*Prompt:*
Using "this" as the search string, find the matching lines below and copy them.
=== Section Start ===
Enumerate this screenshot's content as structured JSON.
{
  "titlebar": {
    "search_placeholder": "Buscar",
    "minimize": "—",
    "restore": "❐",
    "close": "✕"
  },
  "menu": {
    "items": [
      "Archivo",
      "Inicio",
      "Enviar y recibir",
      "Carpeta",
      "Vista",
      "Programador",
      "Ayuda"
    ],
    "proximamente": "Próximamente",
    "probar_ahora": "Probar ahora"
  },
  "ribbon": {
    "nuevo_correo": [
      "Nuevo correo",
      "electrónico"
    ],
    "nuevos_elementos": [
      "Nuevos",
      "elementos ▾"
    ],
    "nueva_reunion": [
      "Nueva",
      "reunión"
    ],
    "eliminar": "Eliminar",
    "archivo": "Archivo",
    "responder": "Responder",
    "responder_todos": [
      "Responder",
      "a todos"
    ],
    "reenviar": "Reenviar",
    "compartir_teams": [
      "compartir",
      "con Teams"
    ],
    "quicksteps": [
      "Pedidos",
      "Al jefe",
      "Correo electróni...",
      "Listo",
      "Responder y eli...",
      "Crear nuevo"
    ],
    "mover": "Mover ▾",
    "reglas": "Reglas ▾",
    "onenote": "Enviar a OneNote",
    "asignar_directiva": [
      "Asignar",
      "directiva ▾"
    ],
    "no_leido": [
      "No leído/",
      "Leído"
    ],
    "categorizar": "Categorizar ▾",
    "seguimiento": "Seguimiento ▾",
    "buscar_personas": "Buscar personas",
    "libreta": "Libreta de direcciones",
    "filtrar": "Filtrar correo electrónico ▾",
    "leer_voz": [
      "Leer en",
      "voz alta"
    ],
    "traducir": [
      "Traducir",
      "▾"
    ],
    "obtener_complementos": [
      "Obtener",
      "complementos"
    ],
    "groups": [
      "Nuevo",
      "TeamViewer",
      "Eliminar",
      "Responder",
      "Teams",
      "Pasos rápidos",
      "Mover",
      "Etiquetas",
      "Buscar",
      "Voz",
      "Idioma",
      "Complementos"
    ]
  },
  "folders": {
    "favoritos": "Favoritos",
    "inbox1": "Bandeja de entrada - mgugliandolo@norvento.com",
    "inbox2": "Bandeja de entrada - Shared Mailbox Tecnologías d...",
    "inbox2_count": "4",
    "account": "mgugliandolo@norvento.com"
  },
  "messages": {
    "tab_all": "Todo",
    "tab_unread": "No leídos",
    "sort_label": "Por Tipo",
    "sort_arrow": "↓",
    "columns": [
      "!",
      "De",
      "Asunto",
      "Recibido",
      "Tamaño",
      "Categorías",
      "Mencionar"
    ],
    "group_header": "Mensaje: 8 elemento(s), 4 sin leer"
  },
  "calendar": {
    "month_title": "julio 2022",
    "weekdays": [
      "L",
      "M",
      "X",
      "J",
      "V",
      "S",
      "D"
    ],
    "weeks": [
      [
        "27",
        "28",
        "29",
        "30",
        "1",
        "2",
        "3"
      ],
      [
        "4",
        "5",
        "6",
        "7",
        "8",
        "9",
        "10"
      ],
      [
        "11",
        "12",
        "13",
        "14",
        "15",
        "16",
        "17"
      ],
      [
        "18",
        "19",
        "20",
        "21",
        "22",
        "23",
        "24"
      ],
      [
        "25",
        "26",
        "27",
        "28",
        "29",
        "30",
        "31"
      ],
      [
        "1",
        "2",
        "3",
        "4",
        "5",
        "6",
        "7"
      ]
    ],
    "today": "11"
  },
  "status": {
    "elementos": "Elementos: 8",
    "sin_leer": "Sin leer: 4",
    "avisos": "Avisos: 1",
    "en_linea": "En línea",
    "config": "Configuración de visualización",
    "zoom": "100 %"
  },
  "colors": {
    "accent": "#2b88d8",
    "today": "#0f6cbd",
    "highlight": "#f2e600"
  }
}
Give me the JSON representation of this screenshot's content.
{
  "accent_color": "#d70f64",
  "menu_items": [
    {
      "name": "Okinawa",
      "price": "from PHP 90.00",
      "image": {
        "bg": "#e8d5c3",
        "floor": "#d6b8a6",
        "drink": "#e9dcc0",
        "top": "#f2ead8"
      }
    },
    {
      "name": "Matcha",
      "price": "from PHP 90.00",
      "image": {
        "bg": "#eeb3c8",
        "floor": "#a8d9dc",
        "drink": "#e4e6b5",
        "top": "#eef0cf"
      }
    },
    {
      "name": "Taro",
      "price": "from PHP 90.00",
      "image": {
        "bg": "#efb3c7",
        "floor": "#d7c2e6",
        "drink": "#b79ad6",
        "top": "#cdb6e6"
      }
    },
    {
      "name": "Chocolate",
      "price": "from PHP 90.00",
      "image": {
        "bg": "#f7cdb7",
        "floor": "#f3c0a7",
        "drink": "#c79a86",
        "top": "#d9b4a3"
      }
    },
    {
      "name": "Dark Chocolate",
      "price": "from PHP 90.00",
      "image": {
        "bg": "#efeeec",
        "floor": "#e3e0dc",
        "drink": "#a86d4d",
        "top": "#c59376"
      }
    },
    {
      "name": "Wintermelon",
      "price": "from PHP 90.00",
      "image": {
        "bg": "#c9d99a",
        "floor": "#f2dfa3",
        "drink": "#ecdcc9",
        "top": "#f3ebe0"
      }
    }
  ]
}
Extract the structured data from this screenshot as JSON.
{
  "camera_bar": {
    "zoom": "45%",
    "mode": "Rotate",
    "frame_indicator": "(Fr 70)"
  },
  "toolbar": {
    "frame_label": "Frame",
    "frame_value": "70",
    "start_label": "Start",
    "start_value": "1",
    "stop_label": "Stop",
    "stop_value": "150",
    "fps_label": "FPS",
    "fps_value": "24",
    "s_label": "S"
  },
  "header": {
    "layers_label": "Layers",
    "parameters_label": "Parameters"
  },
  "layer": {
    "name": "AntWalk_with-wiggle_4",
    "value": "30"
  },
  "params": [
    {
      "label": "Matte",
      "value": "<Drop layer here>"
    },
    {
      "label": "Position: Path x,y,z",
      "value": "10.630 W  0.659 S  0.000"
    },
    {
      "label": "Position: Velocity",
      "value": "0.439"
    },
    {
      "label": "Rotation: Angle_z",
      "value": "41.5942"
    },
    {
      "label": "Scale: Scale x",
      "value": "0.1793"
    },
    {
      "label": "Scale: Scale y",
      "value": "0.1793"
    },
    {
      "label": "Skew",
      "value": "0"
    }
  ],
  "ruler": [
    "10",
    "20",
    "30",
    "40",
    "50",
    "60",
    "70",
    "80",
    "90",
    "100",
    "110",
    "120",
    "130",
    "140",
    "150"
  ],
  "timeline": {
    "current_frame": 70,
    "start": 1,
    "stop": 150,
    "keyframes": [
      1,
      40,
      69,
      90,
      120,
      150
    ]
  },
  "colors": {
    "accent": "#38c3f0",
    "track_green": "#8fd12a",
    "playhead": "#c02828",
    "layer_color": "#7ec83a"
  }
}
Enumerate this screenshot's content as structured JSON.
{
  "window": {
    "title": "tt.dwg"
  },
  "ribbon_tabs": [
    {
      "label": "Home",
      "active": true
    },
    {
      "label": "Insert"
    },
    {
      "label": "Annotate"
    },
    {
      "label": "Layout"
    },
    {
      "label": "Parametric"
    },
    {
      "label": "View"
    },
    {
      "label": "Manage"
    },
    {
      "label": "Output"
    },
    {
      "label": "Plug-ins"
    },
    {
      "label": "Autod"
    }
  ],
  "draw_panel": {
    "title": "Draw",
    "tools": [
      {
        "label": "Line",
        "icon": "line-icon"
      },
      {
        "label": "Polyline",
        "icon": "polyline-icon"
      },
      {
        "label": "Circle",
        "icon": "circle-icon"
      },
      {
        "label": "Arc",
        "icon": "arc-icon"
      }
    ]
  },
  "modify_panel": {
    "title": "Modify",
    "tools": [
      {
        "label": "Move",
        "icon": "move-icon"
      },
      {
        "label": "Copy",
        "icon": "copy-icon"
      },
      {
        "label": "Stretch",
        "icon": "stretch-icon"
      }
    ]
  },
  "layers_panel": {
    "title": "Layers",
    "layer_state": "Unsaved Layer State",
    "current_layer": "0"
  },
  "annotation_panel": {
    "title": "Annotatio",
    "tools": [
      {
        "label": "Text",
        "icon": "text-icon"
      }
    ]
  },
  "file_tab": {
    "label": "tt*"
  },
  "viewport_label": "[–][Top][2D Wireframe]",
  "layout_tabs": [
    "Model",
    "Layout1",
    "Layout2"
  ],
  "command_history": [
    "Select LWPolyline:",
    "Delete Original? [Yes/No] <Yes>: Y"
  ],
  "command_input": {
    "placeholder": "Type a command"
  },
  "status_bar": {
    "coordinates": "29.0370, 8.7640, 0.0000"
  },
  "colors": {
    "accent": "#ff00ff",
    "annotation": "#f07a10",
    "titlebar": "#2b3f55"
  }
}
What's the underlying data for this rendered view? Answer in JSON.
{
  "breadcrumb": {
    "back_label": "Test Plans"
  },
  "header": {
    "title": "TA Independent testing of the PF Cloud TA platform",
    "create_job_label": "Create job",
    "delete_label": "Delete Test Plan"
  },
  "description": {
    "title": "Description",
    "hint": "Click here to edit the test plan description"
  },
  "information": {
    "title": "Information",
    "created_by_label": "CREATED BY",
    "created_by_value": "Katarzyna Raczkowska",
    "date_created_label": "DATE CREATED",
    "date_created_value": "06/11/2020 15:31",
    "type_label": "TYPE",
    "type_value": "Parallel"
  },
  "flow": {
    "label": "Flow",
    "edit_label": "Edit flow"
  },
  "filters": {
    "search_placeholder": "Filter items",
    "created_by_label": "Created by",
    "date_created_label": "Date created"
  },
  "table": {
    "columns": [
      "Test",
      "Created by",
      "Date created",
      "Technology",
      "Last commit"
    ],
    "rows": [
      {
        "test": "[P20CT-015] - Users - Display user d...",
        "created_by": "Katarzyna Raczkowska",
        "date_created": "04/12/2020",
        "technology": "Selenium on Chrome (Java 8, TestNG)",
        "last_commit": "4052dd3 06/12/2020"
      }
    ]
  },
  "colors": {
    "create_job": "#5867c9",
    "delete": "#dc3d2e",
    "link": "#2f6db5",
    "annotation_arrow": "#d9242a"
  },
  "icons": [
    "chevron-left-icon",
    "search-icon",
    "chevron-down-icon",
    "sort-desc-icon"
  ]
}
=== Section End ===
*Worked solution:*
Enumerate this screenshot's content as structured JSON.
Give me the JSON representation of this screenshot's content.
Extract the structured data from this screenshot as JSON.
Enumerate this screenshot's content as structured JSON.
What's the underlying data for this rendered view? Answer in JSON.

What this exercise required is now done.